TO DO
Count the lines below that contain "screenshot". Give only the number.

■ ■ ■

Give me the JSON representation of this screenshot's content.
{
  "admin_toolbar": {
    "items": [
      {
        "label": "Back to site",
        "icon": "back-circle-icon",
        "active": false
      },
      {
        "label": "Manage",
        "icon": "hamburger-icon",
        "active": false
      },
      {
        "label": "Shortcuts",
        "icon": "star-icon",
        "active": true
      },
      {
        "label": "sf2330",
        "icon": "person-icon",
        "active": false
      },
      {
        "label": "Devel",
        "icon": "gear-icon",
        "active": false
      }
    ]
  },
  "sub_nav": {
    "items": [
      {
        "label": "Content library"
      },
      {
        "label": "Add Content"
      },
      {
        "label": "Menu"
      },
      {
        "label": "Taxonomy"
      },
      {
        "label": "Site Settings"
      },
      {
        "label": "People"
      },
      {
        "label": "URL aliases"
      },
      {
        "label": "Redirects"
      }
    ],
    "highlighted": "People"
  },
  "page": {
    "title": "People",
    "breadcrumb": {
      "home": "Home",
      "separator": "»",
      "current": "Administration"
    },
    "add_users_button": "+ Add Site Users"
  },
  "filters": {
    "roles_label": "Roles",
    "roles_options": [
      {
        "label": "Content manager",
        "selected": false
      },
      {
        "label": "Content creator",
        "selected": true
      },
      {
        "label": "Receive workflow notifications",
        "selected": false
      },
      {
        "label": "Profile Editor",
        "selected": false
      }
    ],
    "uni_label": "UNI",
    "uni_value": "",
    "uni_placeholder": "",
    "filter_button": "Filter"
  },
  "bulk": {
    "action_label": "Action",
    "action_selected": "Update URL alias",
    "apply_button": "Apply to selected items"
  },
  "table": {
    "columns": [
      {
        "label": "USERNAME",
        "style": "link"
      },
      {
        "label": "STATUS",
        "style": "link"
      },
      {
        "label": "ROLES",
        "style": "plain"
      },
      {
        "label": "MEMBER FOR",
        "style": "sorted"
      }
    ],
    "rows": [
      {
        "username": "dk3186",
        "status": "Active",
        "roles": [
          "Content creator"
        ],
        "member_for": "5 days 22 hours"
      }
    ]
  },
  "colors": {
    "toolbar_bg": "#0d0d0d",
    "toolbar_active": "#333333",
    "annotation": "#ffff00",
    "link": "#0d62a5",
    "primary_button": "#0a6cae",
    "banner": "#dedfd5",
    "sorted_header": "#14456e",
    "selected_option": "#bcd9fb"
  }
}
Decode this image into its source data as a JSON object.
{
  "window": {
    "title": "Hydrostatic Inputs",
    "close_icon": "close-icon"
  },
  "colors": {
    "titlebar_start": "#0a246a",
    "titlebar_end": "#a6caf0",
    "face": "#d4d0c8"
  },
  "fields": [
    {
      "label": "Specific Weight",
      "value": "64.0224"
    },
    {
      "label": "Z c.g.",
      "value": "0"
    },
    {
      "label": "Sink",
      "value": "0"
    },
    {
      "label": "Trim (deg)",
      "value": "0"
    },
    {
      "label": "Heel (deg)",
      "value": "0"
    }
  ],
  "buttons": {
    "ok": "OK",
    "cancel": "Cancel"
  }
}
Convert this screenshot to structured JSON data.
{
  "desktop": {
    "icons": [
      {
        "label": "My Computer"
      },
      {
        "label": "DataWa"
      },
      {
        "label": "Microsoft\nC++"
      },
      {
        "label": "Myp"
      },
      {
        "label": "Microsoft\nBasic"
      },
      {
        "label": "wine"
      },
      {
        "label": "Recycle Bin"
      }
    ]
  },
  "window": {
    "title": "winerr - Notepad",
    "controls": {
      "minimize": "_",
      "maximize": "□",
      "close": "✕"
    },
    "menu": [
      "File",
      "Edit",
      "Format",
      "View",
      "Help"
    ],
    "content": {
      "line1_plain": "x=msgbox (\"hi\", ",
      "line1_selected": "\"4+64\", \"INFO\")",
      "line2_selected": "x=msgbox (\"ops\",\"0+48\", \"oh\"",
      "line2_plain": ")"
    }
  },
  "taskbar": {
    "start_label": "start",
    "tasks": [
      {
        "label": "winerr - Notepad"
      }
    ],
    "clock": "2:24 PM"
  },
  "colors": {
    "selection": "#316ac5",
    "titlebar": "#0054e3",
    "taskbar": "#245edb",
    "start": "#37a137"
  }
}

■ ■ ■

RESPONSE BOX
2